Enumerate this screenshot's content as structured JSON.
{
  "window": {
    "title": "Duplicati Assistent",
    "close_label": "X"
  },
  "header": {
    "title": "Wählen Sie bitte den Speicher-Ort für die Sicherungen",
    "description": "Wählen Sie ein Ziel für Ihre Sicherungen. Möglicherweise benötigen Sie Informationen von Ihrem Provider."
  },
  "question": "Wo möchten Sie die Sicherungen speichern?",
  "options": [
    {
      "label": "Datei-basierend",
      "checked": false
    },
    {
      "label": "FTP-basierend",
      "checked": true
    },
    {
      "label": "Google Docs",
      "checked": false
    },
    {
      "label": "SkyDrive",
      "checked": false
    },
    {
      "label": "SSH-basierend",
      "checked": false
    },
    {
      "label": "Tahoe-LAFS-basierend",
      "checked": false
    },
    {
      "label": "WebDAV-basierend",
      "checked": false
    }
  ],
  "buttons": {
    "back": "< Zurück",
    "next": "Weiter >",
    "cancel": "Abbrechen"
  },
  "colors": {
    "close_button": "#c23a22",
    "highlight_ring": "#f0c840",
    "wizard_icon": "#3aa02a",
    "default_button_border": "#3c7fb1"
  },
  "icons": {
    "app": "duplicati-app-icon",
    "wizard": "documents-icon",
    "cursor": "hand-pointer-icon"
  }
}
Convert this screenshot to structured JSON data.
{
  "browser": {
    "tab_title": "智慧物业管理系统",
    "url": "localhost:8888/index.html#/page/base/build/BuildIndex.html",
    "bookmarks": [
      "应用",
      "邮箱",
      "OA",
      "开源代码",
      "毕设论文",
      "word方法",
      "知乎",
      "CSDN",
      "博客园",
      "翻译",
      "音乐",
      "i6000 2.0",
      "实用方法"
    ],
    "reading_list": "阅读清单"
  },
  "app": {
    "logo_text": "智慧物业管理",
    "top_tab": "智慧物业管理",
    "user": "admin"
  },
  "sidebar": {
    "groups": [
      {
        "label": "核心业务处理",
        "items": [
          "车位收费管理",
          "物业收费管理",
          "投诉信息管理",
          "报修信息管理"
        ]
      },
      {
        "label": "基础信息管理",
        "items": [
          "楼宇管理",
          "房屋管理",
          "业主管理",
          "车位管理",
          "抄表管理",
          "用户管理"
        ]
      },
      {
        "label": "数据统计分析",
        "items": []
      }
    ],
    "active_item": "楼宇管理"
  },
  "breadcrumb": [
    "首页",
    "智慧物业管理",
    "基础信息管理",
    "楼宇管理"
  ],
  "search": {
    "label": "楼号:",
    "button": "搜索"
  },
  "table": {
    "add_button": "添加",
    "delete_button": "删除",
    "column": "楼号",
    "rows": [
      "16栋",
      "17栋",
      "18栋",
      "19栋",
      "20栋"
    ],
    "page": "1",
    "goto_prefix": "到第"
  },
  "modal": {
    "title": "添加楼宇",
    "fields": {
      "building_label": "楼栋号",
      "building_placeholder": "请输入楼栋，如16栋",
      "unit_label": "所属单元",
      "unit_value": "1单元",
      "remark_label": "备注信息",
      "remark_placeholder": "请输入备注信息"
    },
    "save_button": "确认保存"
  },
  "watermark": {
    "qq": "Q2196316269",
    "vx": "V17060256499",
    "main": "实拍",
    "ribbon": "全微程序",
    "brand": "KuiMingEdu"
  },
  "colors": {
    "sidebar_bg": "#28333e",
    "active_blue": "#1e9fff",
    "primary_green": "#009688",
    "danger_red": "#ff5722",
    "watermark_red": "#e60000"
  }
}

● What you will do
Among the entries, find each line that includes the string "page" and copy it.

● Response
    "url": "localhost:8888/index.html#/page/base/build/BuildIndex.html",
    "page": "1",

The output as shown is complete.